Jenni Komulainen, M.D., from the University of Eastern Finland in Kuopio, and colleagues examined whether a past or present atopic disorder is associated with cutaneous photodamage, pigment cell nevi, and skin cancers among adults at risk for any type of skin cancer (250 men and 246 women; 94 with immunosuppression).
The researchers observed no association between atopy and photodamage, keratinocyte carcinomas, or nevus count. Among 171 atopic individuals, there were fewer cases of melanoma (14.6 versus 22.2 percent) and the investigator-estimated risk class of skin cancers was lower compared with 325 nonatopic individuals. The multivariate odds ratio for melanoma was 0.583 in atopic individuals; the reduced risk was confined to mucus membrane atopy among immunocompetent individuals (odds ratio, 0.417). Compared with nonatopic individuals, fewer atopic individuals had malignancy in an extracutaneous site (8.8 versus 15.7 percent). Serum total immunoglobulin E (IgE) was not associated with skin cancers, photodamage, nevi, or malignancies in extracutaneous sites.

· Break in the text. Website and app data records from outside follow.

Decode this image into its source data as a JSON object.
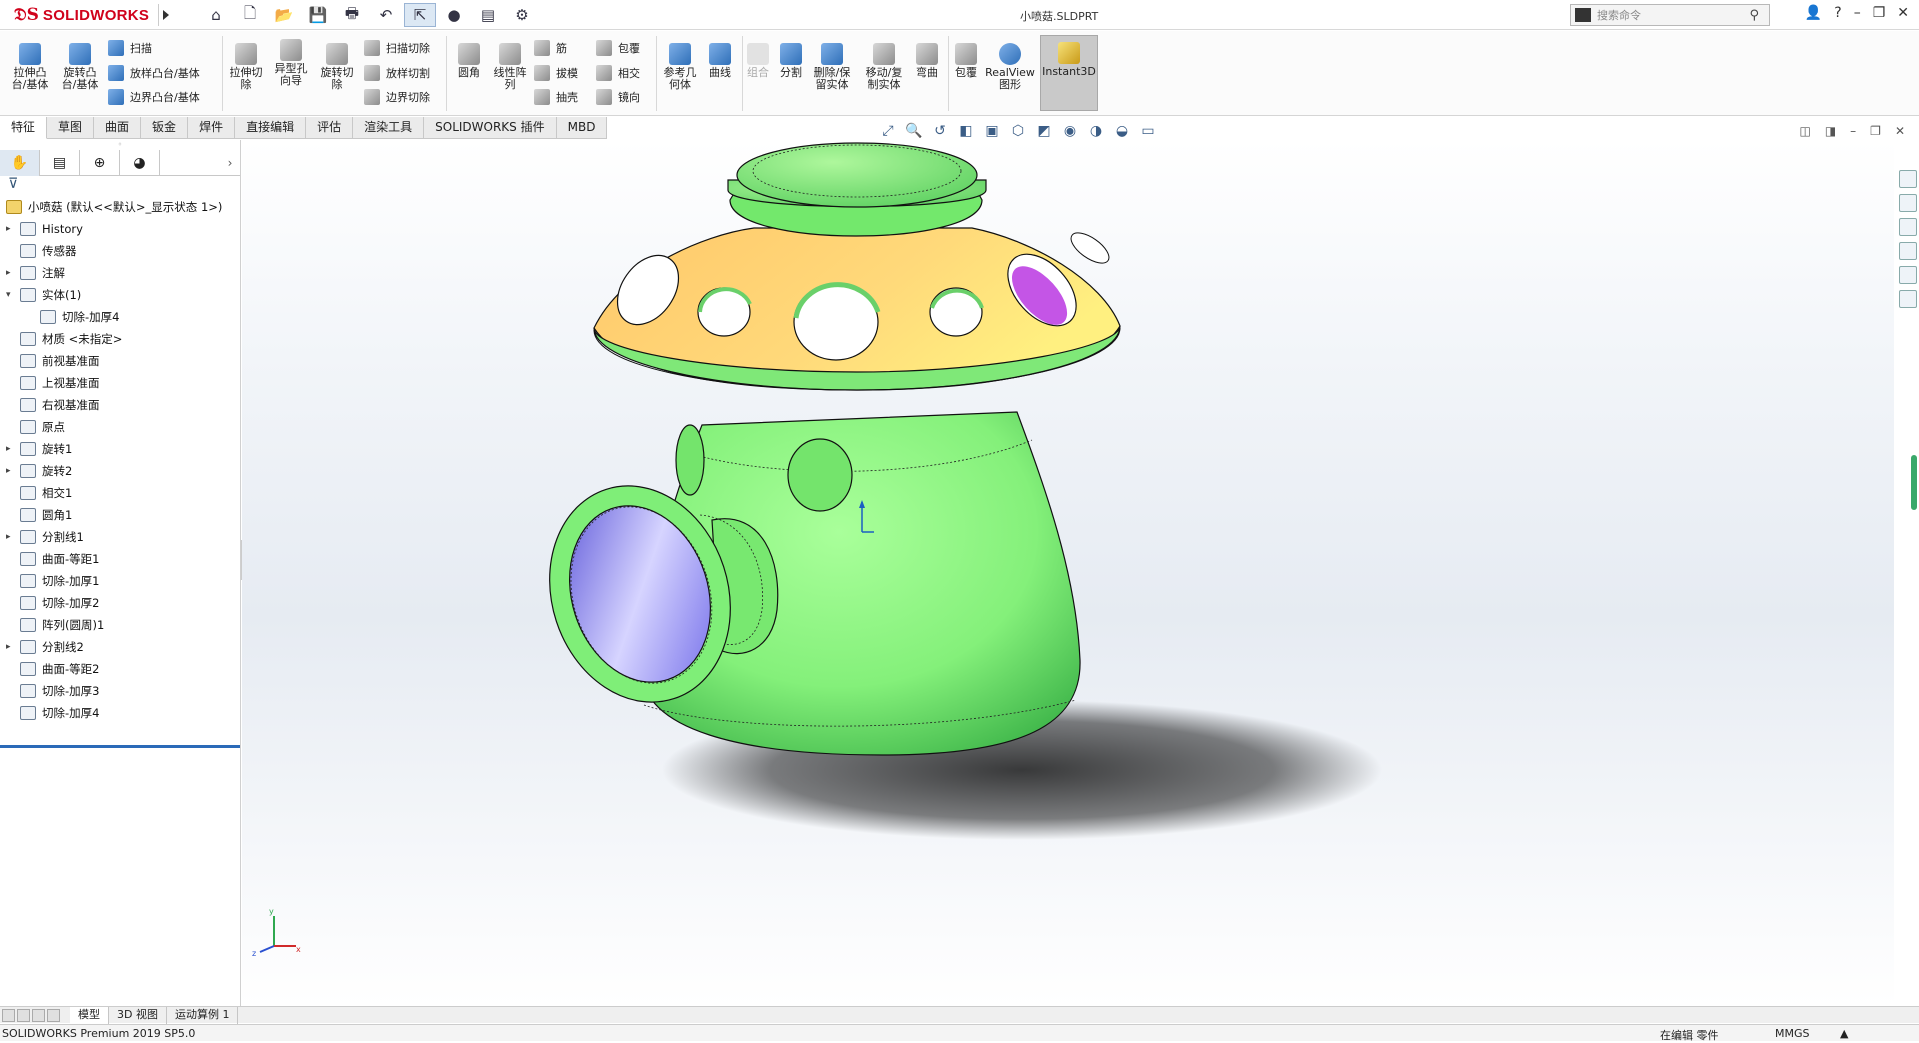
{
  "app": {
    "brand": "SOLIDWORKS",
    "document_title": "小喷菇.SLDPRT",
    "search_placeholder": "搜索命令"
  },
  "ribbon": {
    "extrude_boss": "拉伸凸\n台/基体",
    "revolve_boss": "旋转凸\n台/基体",
    "sweep": "扫描",
    "loft_boss": "放样凸台/基体",
    "boundary_boss": "边界凸台/基体",
    "extrude_cut": "拉伸切\n除",
    "hole_wizard": "异型孔\n向导",
    "revolve_cut": "旋转切\n除",
    "sweep_cut": "扫描切除",
    "loft_cut": "放样切割",
    "boundary_cut": "边界切除",
    "fillet": "圆角",
    "linear_pattern": "线性阵\n列",
    "rib": "筋",
    "draft": "拔模",
    "shell": "抽壳",
    "wrap": "包覆",
    "intersect": "相交",
    "mirror": "镜向",
    "ref_geometry": "参考几\n何体",
    "curves": "曲线",
    "combine": "组合",
    "split": "分割",
    "delete_keep_body": "删除/保\n留实体",
    "move_copy_body": "移动/复\n制实体",
    "flex": "弯曲",
    "wrap2": "包覆",
    "realview": "RealView\n图形",
    "instant3d": "Instant3D"
  },
  "tabs": [
    "特征",
    "草图",
    "曲面",
    "钣金",
    "焊件",
    "直接编辑",
    "评估",
    "渲染工具",
    "SOLIDWORKS 插件",
    "MBD"
  ],
  "feature_tree": {
    "root": "小喷菇  (默认<<默认>_显示状态 1>)",
    "items": [
      {
        "label": "History",
        "expand": "▸",
        "indent": 0
      },
      {
        "label": "传感器",
        "expand": "",
        "indent": 0
      },
      {
        "label": "注解",
        "expand": "▸",
        "indent": 0
      },
      {
        "label": "实体(1)",
        "expand": "▾",
        "indent": 0
      },
      {
        "label": "切除-加厚4",
        "expand": "",
        "indent": 1
      },
      {
        "label": "材质 <未指定>",
        "expand": "",
        "indent": 0
      },
      {
        "label": "前视基准面",
        "expand": "",
        "indent": 0
      },
      {
        "label": "上视基准面",
        "expand": "",
        "indent": 0
      },
      {
        "label": "右视基准面",
        "expand": "",
        "indent": 0
      },
      {
        "label": "原点",
        "expand": "",
        "indent": 0
      },
      {
        "label": "旋转1",
        "expand": "▸",
        "indent": 0
      },
      {
        "label": "旋转2",
        "expand": "▸",
        "indent": 0
      },
      {
        "label": "相交1",
        "expand": "",
        "indent": 0
      },
      {
        "label": "圆角1",
        "expand": "",
        "indent": 0
      },
      {
        "label": "分割线1",
        "expand": "▸",
        "indent": 0
      },
      {
        "label": "曲面-等距1",
        "expand": "",
        "indent": 0
      },
      {
        "label": "切除-加厚1",
        "expand": "",
        "indent": 0
      },
      {
        "label": "切除-加厚2",
        "expand": "",
        "indent": 0
      },
      {
        "label": "阵列(圆周)1",
        "expand": "",
        "indent": 0
      },
      {
        "label": "分割线2",
        "expand": "▸",
        "indent": 0
      },
      {
        "label": "曲面-等距2",
        "expand": "",
        "indent": 0
      },
      {
        "label": "切除-加厚3",
        "expand": "",
        "indent": 0
      },
      {
        "label": "切除-加厚4",
        "expand": "",
        "indent": 0
      }
    ]
  },
  "bottom_tabs": [
    "模型",
    "3D 视图",
    "运动算例 1"
  ],
  "status": {
    "version": "SOLIDWORKS Premium 2019 SP5.0",
    "editing": "在编辑 零件",
    "units": "MMGS",
    "caret": "▲"
  },
  "triad": {
    "x": "x",
    "y": "y",
    "z": "z"
  },
  "colors": {
    "body_green": "#84f07a",
    "cap_yellow": "#ffd870",
    "inner_purple": "#7f78ee",
    "hole_magenta": "#c455e6",
    "accent_blue": "#2a6ab8"
  }
}
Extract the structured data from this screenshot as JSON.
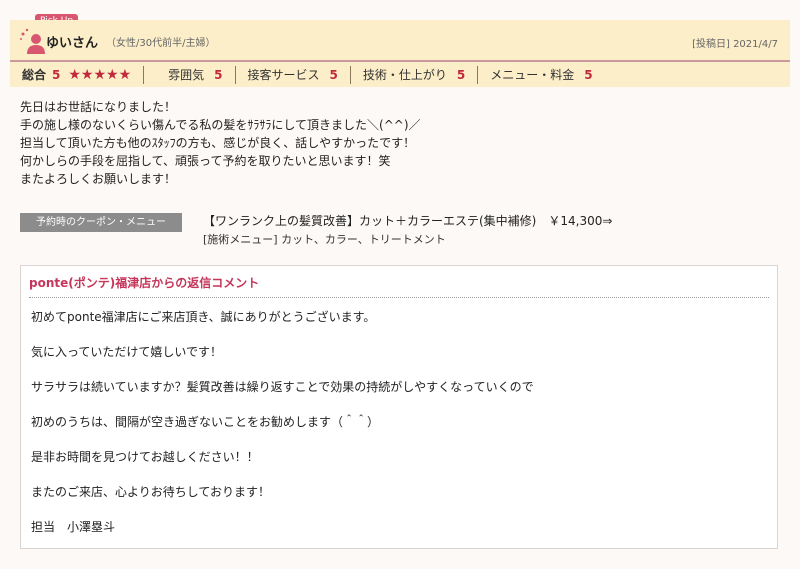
{
  "header": {
    "pickup_label": "Pick Up",
    "username": "ゆいさん",
    "user_attributes": "（女性/30代前半/主婦）",
    "post_date": "[投稿日] 2021/4/7"
  },
  "ratings": {
    "total_label": "総合",
    "total_value": "5",
    "stars": "★★★★★",
    "items": [
      {
        "label": "雰囲気",
        "value": "5"
      },
      {
        "label": "接客サービス",
        "value": "5"
      },
      {
        "label": "技術・仕上がり",
        "value": "5"
      },
      {
        "label": "メニュー・料金",
        "value": "5"
      }
    ]
  },
  "review_lines": [
    "先日はお世話になりました！",
    "手の施し様のないくらい傷んでる私の髪をｻﾗｻﾗにして頂きました＼(^^)／",
    "担当して頂いた方も他のｽﾀｯﾌの方も、感じが良く、話しやすかったです！",
    "何かしらの手段を屈指して、頑張って予約を取りたいと思います！笑",
    "またよろしくお願いします！"
  ],
  "coupon": {
    "tag": "予約時のクーポン・メニュー",
    "name": "【ワンランク上の髪質改善】カット＋カラーエステ(集中補修)　￥14,300⇒",
    "menu": "[施術メニュー] カット、カラー、トリートメント"
  },
  "reply": {
    "title": "ponte(ポンテ)福津店からの返信コメント",
    "lines": [
      "初めてponte福津店にご来店頂き、誠にありがとうございます。",
      "気に入っていただけて嬉しいです！",
      "サラサラは続いていますか？髪質改善は繰り返すことで効果の持続がしやすくなっていくので",
      "初めのうちは、間隔が空き過ぎないことをお勧めします（＾＾）",
      "是非お時間を見つけてお越しください！！",
      "またのご来店、心よりお待ちしております！",
      "担当　小澤塁斗"
    ]
  },
  "colors": {
    "accent": "#c1293d",
    "header_bg": "#fbeec8",
    "pickup": "#d8566f"
  },
  "icons": {
    "avatar": "user-avatar-icon"
  }
}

"The latest theory is that the skin has a naturally occurring autoreactive IgE response that could protect against carcinogens and skin damage leading to cancer," a coauthor said in a statement. "This theory makes sense because atopic diseases typically involve an IgE-mediated allergy, so the protective mechanism may be even more pronounced in atopic skin."